Following stringent protection rules and conservation efforts on a mission mode by Nepal and also India, approximately 3,700 rhinos existed in the wilderness as of 2021.
This effort has been deemed the greatest success of any conservation effort across Asia. Conservation has been a major success story in Kaziranga, and this is particularly so with respect to all the wildlife species including the Royal Bengal tiger and also the Great One-horned Indian Rhinoceros.
The Bengal tiger is a subspecies of the Continental Tiger.
It is a big cat that generally found in the Asian mainland. Tigers, and particularly the species of Bengal tiger, is listed as endangered, and their populations have been generally decreasing over the past decades.
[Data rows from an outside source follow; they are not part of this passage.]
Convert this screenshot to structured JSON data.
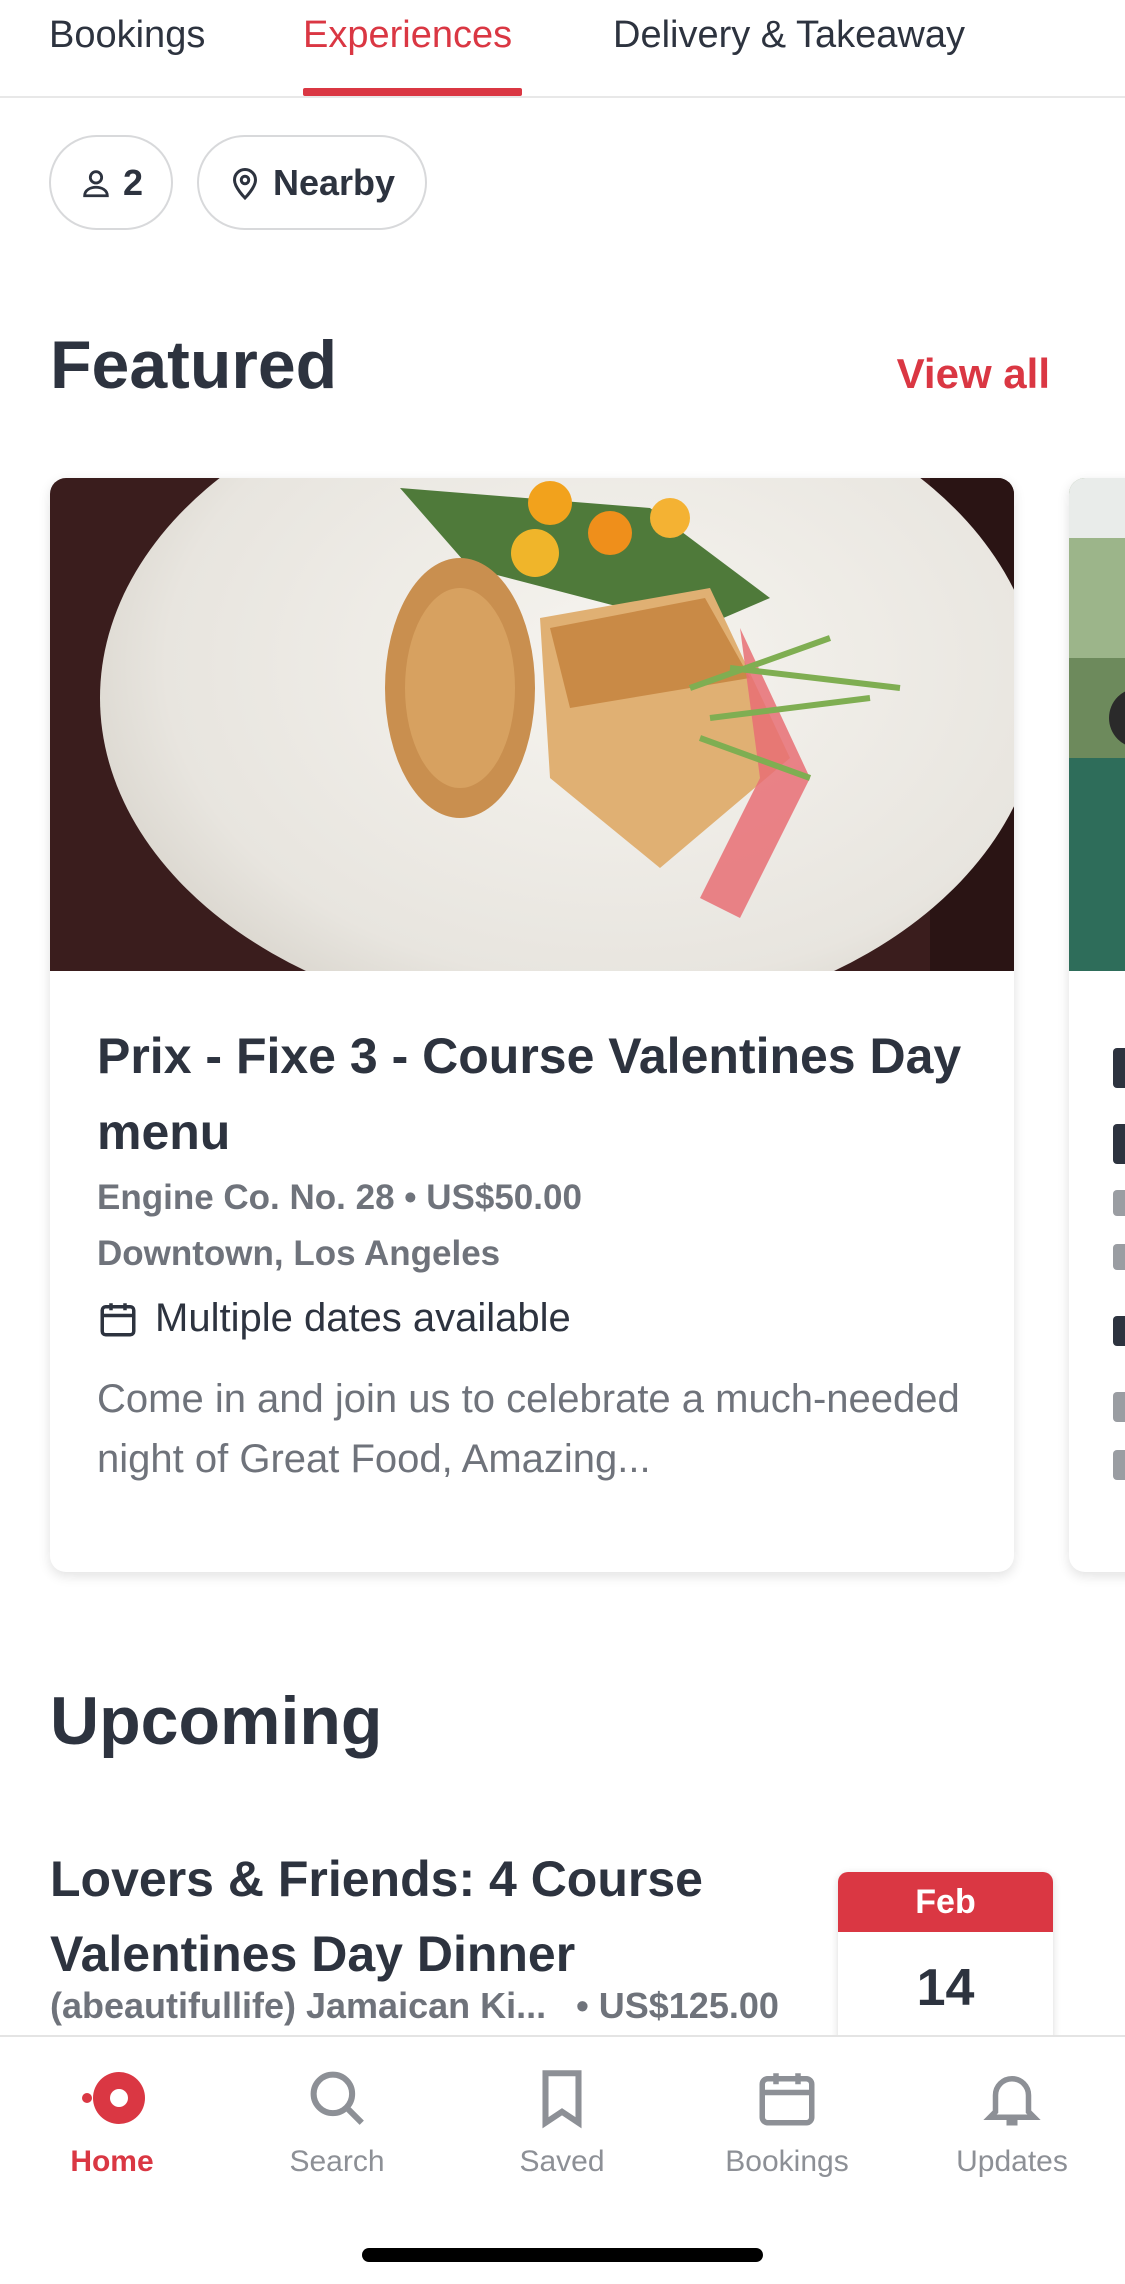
{
  "top_tabs": [
    {
      "label": "Bookings"
    },
    {
      "label": "Experiences",
      "active": true
    },
    {
      "label": "Delivery & Takeaway"
    }
  ],
  "filters": {
    "party_size": "2",
    "location": "Nearby"
  },
  "featured": {
    "title": "Featured",
    "view_all": "View all",
    "card": {
      "title": "Prix -  Fixe 3 - Course Valentines Day menu",
      "restaurant_price": "Engine Co. No. 28 • US$50.00",
      "location": "Downtown, Los Angeles",
      "dates": "Multiple dates available",
      "description": "Come in and join us to celebrate a much-needed night of Great Food, Amazing..."
    }
  },
  "upcoming": {
    "title": "Upcoming",
    "item": {
      "title": "Lovers & Friends: 4 Course Valentines Day Dinner",
      "restaurant": "(abeautifullife) Jamaican Ki...",
      "price": "• US$125.00",
      "month": "Feb",
      "day": "14"
    }
  },
  "bottom_nav": [
    {
      "label": "Home",
      "icon": "home-dot-icon",
      "active": true
    },
    {
      "label": "Search",
      "icon": "search-icon"
    },
    {
      "label": "Saved",
      "icon": "bookmark-icon"
    },
    {
      "label": "Bookings",
      "icon": "calendar-icon"
    },
    {
      "label": "Updates",
      "icon": "bell-icon"
    }
  ],
  "colors": {
    "accent": "#da3743",
    "text": "#2d333f",
    "muted": "#6f737b"
  }
}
According to the WWF (World Wildlife Foundation) records in 2021, there were an estimated 3,500 continental tigers in the wilderness.
However, poaching as well as loss of habitat led to a drastic slide of this wildcat species.
Nevertheless, conservation areas including those in Kaziranga have played a significant role in the upkeep of this species.
Incidentally, the Government of Assam declared the Kaziranga National Park as a ‘Tiger Reservation area’ in 2006.
During this time, the region registered the highest concentration of Bengal tigers anywhere in the world.
Official estimates pegged it at 1 per 5 sq km, and a population of 118.
Swamp Deer & Asiatic Water Buffaloes:
Further, the Kaziranga National Park has the largest populations of the eastern swamp deer — besides other deer species — as well as the Asiatic water buffalo in the world.
Moreover, herds of wild Indian elephants also are frequent visitors to the park.
Of course, you can book safaris on domesticated pachyderms sponsored by the Kaziranga park authorities.
Among other animals and herbivores found in the protected area are the sloth bear, varieties of boar, and also jungle cats including leopard cat, fishing cats, leopards, the golden jackal, Bengal fox, and of course, the Bengal tiger.
Researchers and environmentalists have also tracked various other animal species in Kaziranga. These include the civets and various species of mongoose — both are varieties of the highly poached Indian and Chinese pangolin.
Foresters have further identified nine types of primates in the park.
These include the Assamese macaque, golden langur and the capped langur.
Other Rare Species:
Among the other rare species found in Kaziranga National Park & Tiger Reserve are the endangered hispid hare, and the Ganges dolphin. This dolphin lives in freshwater river. It is found in South Asia. This species is also listed as endangered.
There are also a wide diversity of avian species besides amphibians, reptiles, and invertebrates within the protected area.
The writer — Nilutpal Gogoi is an entrepreneur, senior journalist, writer, translator (from Assamese to English & vice versa), avid traveller, British English Accent & grammar trainer, educationist, and martial arts (Taekwondo) practitioner.